- [What you have to do]: Go through the entries, filter for the word "letter", and copy every line that has it.

- [Materials provided]:
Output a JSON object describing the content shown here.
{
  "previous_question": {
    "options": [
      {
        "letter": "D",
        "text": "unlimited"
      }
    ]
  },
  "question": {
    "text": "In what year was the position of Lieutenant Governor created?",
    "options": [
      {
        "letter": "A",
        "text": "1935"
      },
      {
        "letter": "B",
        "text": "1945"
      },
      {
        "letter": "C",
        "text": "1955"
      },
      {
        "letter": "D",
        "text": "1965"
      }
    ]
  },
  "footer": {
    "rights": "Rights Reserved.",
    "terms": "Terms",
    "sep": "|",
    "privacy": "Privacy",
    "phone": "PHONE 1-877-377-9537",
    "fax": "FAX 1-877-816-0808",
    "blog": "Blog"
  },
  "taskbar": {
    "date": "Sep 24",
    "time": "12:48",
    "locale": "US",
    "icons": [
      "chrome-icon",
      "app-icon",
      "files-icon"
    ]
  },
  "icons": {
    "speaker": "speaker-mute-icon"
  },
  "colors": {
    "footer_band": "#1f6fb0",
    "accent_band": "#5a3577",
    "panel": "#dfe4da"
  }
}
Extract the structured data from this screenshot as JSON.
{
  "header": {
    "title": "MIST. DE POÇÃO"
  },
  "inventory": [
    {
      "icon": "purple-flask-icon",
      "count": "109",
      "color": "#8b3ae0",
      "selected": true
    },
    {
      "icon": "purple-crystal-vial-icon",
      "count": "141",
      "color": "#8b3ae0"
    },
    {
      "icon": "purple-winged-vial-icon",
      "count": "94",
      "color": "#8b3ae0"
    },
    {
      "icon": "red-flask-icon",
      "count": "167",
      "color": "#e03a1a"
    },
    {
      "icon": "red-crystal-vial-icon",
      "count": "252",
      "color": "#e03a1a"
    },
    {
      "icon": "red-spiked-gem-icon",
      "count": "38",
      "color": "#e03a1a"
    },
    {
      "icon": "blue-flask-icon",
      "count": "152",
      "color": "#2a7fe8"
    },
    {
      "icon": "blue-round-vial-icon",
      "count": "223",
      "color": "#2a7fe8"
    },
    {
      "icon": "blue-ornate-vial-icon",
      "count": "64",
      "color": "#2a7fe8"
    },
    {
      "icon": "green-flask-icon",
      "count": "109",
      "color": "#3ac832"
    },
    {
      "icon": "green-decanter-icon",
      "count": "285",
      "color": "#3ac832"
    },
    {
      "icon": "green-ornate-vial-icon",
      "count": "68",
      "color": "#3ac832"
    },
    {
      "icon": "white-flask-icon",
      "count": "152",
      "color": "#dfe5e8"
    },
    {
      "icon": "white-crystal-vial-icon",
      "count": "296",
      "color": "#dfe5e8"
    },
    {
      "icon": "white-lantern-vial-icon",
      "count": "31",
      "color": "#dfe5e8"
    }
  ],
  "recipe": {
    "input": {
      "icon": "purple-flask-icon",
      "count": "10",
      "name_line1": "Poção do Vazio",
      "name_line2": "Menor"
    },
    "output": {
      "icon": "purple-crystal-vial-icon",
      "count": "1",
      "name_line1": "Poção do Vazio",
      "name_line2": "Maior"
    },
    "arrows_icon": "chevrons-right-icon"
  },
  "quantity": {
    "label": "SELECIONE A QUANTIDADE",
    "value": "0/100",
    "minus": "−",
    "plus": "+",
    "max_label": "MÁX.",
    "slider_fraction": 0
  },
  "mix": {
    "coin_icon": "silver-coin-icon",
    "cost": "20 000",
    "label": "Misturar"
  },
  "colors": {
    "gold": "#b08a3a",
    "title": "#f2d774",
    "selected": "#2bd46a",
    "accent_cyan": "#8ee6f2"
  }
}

- [Answer space]:
        "letter": "D",
        "letter": "A",
        "letter": "B",
        "letter": "C",
        "letter": "D",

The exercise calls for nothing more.